Why I Am Not a Christian and Other Essays on Religion and Related Subjects
“That is the idea — that we should all be wicked if we did not hold to the Christian religion. It seems to me that the people who have held to it have been for the most part extremely wicked. You find this curious fact, that the more intense has been the religion of any period and the more profound has been the dogmatic belief, the greater has been the cruelty and the worse has been the state of affairs. In the so-called ages of faith, when men really did believe the Christian religion in all its completeness, there was the Inquisition, with all its tortures; there were millions of unfortunate women burned as witches; and there was every kind of cruelty practiced upon all sorts of people in the name of religion.
You find as you look around the world that every single bit of progress in humane feeling, every improvement in the criminal law, every step toward the diminution of war, every step toward better treatment of the colored races, or every mitigation of slavery, every moral progress that there has been in the world, has been consistently opposed by the organized churches of the world. I say quite deliberately that the Christian religion, as organized in its churches, has been and still is the principal enemy of moral progress in the world.
You may think that I am going too far when I say that that is still so. I do not think that I am. Take one fact. You will bear with me if I mention it. It is not a pleasant fact, but the churches compel one to mention facts that are not pleasant.

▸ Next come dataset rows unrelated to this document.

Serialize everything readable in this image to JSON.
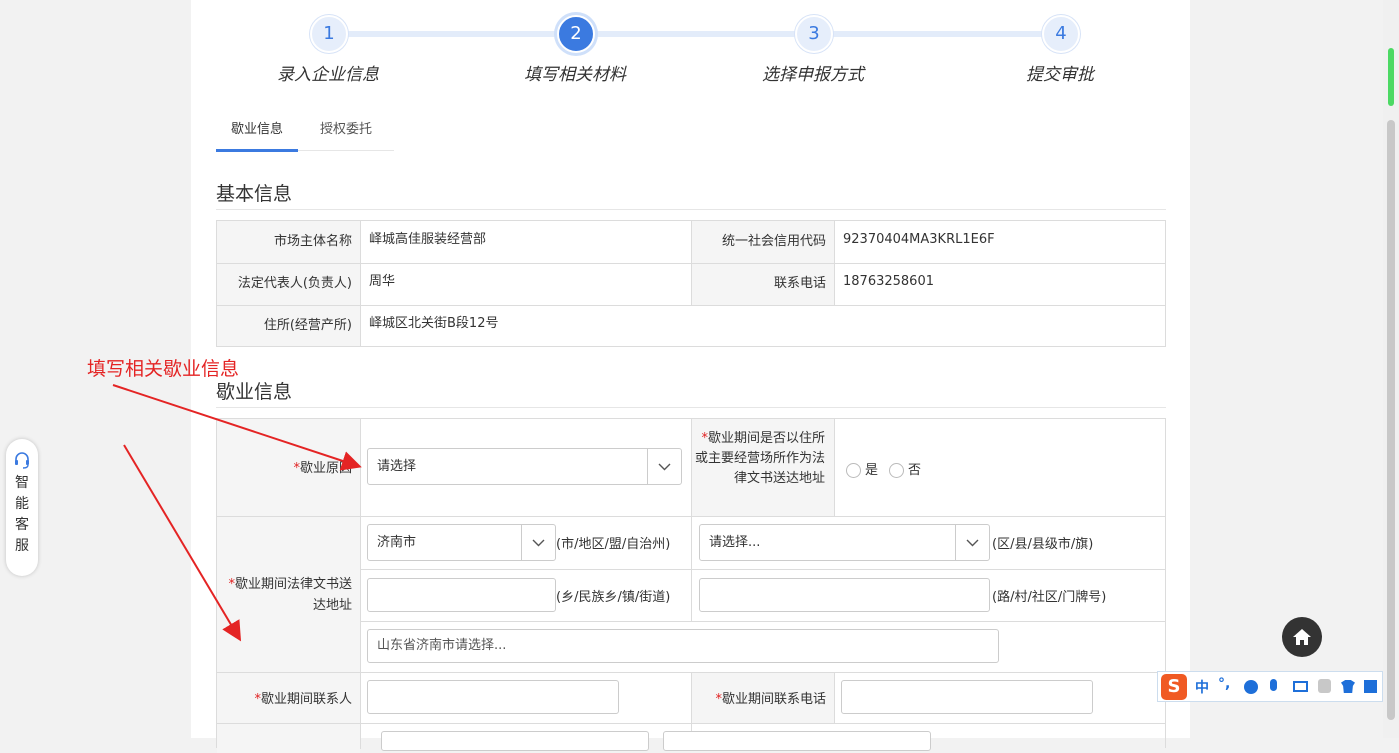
{
  "steps": [
    {
      "num": "1",
      "label": "录入企业信息"
    },
    {
      "num": "2",
      "label": "填写相关材料"
    },
    {
      "num": "3",
      "label": "选择申报方式"
    },
    {
      "num": "4",
      "label": "提交审批"
    }
  ],
  "tabs": [
    "歇业信息",
    "授权委托"
  ],
  "basic": {
    "title": "基本信息",
    "name_label": "市场主体名称",
    "name_value": "峄城高佳服装经营部",
    "code_label": "统一社会信用代码",
    "code_value": "92370404MA3KRL1E6F",
    "rep_label": "法定代表人(负责人)",
    "rep_value": "周华",
    "phone_label": "联系电话",
    "phone_value": "18763258601",
    "addr_label": "住所(经营产所)",
    "addr_value": "峄城区北关街B段12号"
  },
  "closure": {
    "title": "歇业信息",
    "reason_label": "歇业原因",
    "reason_placeholder": "请选择",
    "addr_question": "歇业期间是否以住所或主要经营场所作为法律文书送达地址",
    "yes": "是",
    "no": "否",
    "legal_addr_label": "歇业期间法律文书送达地址",
    "city_value": "济南市",
    "city_hint": "(市/地区/盟/自治州)",
    "district_value": "请选择...",
    "district_hint": "(区/县/县级市/旗)",
    "town_hint": "(乡/民族乡/镇/街道)",
    "road_hint": "(路/村/社区/门牌号)",
    "full_addr": "山东省济南市请选择...",
    "contact_label": "歇业期间联系人",
    "contact_phone_label": "歇业期间联系电话"
  },
  "annotation": "填写相关歇业信息",
  "customer_service": "智能客服",
  "ime": {
    "lang": "中",
    "punct": "°,"
  }
}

Supposing that in this world that we live in today an inexperienced girl is married to a syphilitic man; in that case the Catholic Church says, ‘This is an indissoluble sacrament. You must endure celibacy or stay together. And if you stay together, you must not use birth control to prevent the birth of syphilitic children.’ Nobody whose natural sympathies have not been warped by dogma, or whose moral nature was not absolutely dead to all sense of suffering, could maintain that it is right and proper that that state of things should continue.
That is only an example. There are a great many ways in which, at the present moment, the church, by its insistence upon what it chooses to call morality, inflicts upon all sorts of people undeserved and unnecessary suffering. And of course, as we know, it is in its major part an opponent still of progress and improvement in all the ways that diminish suffering in the world, because it has chosen to label as morality a certain narrow set of rules of conduct which have nothing to do with human happiness; and when you say that this or that ought to be done because it would make for human happiness, they think that has nothing to do with the matter at all. ‘What has human happiness to do with morals? The object of morals is not to make people happy.”